#### [TASK TO CARRY OUT]
What lines below include the string "false"? Pick them out and copy them.

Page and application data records
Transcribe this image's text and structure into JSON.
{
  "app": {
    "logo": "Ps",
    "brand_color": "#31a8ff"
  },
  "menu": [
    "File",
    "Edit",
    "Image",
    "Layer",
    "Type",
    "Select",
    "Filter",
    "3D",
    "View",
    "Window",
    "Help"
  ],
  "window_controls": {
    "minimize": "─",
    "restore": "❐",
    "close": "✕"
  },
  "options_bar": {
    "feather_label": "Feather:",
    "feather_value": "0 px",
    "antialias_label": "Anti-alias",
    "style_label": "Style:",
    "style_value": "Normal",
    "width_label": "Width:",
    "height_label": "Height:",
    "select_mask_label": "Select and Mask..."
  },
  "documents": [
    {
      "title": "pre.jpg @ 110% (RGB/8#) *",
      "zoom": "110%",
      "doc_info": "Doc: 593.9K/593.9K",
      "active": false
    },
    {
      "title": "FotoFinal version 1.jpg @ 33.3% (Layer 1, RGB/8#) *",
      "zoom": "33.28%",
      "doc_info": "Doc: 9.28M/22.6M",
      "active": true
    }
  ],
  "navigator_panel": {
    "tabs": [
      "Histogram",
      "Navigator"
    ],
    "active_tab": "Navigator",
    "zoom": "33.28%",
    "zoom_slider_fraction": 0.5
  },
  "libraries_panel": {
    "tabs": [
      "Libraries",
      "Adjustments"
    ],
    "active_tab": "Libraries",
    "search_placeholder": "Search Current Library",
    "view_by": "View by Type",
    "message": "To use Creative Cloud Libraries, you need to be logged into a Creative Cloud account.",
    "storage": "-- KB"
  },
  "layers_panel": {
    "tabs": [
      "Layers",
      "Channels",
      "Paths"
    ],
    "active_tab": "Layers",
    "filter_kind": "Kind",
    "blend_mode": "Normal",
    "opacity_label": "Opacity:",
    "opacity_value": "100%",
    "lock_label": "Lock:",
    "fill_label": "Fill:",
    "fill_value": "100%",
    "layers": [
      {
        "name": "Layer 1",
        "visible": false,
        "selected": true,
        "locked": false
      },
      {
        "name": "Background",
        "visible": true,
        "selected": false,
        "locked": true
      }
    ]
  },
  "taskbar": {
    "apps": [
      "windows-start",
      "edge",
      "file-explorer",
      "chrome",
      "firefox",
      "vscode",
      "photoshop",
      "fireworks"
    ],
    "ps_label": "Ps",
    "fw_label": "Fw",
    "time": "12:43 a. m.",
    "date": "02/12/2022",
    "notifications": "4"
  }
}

#### [SOLVED EXERCISE]
      "active": false
        "visible": false,
        "locked": false
        "selected": false,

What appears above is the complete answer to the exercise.